◆ **Work instructions**
Write out the records that follow with every word intact.

============================================================

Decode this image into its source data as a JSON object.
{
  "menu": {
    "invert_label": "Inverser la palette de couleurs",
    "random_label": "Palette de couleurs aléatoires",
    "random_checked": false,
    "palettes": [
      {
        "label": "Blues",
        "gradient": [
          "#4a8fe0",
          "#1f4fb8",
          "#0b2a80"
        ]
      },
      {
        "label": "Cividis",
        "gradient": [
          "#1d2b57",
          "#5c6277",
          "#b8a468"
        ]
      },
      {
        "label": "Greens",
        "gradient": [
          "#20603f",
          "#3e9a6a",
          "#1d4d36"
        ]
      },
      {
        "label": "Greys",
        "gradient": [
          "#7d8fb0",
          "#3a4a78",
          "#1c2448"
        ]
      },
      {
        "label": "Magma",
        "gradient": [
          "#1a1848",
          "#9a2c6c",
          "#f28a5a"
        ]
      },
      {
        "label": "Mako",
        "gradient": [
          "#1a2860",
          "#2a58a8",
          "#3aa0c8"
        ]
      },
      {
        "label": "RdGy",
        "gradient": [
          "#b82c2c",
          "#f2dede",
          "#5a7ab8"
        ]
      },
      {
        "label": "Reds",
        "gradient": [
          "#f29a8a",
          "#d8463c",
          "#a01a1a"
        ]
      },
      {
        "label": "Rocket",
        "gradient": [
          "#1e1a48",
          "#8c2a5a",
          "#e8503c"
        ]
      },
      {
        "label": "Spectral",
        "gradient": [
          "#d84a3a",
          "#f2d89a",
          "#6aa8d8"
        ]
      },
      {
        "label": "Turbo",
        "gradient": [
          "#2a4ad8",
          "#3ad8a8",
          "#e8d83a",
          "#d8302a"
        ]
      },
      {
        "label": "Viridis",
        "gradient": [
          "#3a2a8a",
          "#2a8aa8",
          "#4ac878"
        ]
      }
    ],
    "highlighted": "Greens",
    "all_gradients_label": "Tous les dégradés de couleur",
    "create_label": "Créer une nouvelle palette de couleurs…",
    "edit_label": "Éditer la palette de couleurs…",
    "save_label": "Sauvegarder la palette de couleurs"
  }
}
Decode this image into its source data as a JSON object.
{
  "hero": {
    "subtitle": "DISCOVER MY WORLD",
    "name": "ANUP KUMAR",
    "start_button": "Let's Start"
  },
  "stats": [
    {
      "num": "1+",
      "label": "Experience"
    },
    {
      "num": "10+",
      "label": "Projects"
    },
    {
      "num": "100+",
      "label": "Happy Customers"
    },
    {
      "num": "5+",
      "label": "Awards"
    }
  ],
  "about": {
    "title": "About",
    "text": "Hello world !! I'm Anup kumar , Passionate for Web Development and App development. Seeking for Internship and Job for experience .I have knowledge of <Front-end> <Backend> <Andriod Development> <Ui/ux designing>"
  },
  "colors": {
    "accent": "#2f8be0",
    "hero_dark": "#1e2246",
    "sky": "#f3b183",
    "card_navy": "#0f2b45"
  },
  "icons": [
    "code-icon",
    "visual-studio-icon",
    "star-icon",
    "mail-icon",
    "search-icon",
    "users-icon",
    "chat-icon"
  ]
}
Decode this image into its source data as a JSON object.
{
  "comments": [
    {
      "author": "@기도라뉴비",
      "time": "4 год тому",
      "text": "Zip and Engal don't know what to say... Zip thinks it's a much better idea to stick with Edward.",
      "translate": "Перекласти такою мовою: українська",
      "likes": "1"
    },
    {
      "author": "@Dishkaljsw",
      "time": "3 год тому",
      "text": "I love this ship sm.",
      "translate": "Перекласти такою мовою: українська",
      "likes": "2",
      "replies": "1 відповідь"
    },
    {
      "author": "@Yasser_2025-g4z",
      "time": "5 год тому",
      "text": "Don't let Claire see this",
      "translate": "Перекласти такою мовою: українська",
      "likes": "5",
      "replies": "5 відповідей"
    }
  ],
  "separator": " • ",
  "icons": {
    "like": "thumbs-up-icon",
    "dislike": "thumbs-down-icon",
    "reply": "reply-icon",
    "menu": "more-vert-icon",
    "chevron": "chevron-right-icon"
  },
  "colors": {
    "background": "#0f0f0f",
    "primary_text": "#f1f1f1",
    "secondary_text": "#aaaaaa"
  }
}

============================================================

◆ **Task answer**
Decode this image into its source data as a JSON object.
{
  "menu": {
    "invert_label": "Inverser la palette de couleurs",
    "random_label": "Palette de couleurs aléatoires",
    "random_checked": false,
    "palettes": [
      {
        "label": "Blues",
        "gradient": [
          "#4a8fe0",
          "#1f4fb8",
          "#0b2a80"
        ]
      },
      {
        "label": "Cividis",
        "gradient": [
          "#1d2b57",
          "#5c6277",
          "#b8a468"
        ]
      },
      {
        "label": "Greens",
        "gradient": [
          "#20603f",
          "#3e9a6a",
          "#1d4d36"
        ]
      },
      {
        "label": "Greys",
        "gradient": [
          "#7d8fb0",
          "#3a4a78",
          "#1c2448"
        ]
      },
      {
        "label": "Magma",
        "gradient": [
          "#1a1848",
          "#9a2c6c",
          "#f28a5a"
        ]
      },
      {
        "label": "Mako",
        "gradient": [
          "#1a2860",
          "#2a58a8",
          "#3aa0c8"
        ]
      },
      {
        "label": "RdGy",
        "gradient": [
          "#b82c2c",
          "#f2dede",
          "#5a7ab8"
        ]
      },
      {
        "label": "Reds",
        "gradient": [
          "#f29a8a",
          "#d8463c",
          "#a01a1a"
        ]
      },
      {
        "label": "Rocket",
        "gradient": [
          "#1e1a48",
          "#8c2a5a",
          "#e8503c"
        ]
      },
      {
        "label": "Spectral",
        "gradient": [
          "#d84a3a",
          "#f2d89a",
          "#6aa8d8"
        ]
      },
      {
        "label": "Turbo",
        "gradient": [
          "#2a4ad8",
          "#3ad8a8",
          "#e8d83a",
          "#d8302a"
        ]
      },
      {
        "label": "Viridis",
        "gradient": [
          "#3a2a8a",
          "#2a8aa8",
          "#4ac878"
        ]
      }
    ],
    "highlighted": "Greens",
    "all_gradients_label": "Tous les dégradés de couleur",
    "create_label": "Créer une nouvelle palette de couleurs…",
    "edit_label": "Éditer la palette de couleurs…",
    "save_label": "Sauvegarder la palette de couleurs"
  }
}
Decode this image into its source data as a JSON object.
{
  "hero": {
    "subtitle": "DISCOVER MY WORLD",
    "name": "ANUP KUMAR",
    "start_button": "Let's Start"
  },
  "stats": [
    {
      "num": "1+",
      "label": "Experience"
    },
    {
      "num": "10+",
      "label": "Projects"
    },
    {
      "num": "100+",
      "label": "Happy Customers"
    },
    {
      "num": "5+",
      "label": "Awards"
    }
  ],
  "about": {
    "title": "About",
    "text": "Hello world !! I'm Anup kumar , Passionate for Web Development and App development. Seeking for Internship and Job for experience .I have knowledge of <Front-end> <Backend> <Andriod Development> <Ui/ux designing>"
  },
  "colors": {
    "accent": "#2f8be0",
    "hero_dark": "#1e2246",
    "sky": "#f3b183",
    "card_navy": "#0f2b45"
  },
  "icons": [
    "code-icon",
    "visual-studio-icon",
    "star-icon",
    "mail-icon",
    "search-icon",
    "users-icon",
    "chat-icon"
  ]
}
Decode this image into its source data as a JSON object.
{
  "comments": [
    {
      "author": "@기도라뉴비",
      "time": "4 год тому",
      "text": "Zip and Engal don't know what to say... Zip thinks it's a much better idea to stick with Edward.",
      "translate": "Перекласти такою мовою: українська",
      "likes": "1"
    },
    {
      "author": "@Dishkaljsw",
      "time": "3 год тому",
      "text": "I love this ship sm.",
      "translate": "Перекласти такою мовою: українська",
      "likes": "2",
      "replies": "1 відповідь"
    },
    {
      "author": "@Yasser_2025-g4z",
      "time": "5 год тому",
      "text": "Don't let Claire see this",
      "translate": "Перекласти такою мовою: українська",
      "likes": "5",
      "replies": "5 відповідей"
    }
  ],
  "separator": " • ",
  "icons": {
    "like": "thumbs-up-icon",
    "dislike": "thumbs-down-icon",
    "reply": "reply-icon",
    "menu": "more-vert-icon",
    "chevron": "chevron-right-icon"
  },
  "colors": {
    "background": "#0f0f0f",
    "primary_text": "#f1f1f1",
    "secondary_text": "#aaaaaa"
  }
}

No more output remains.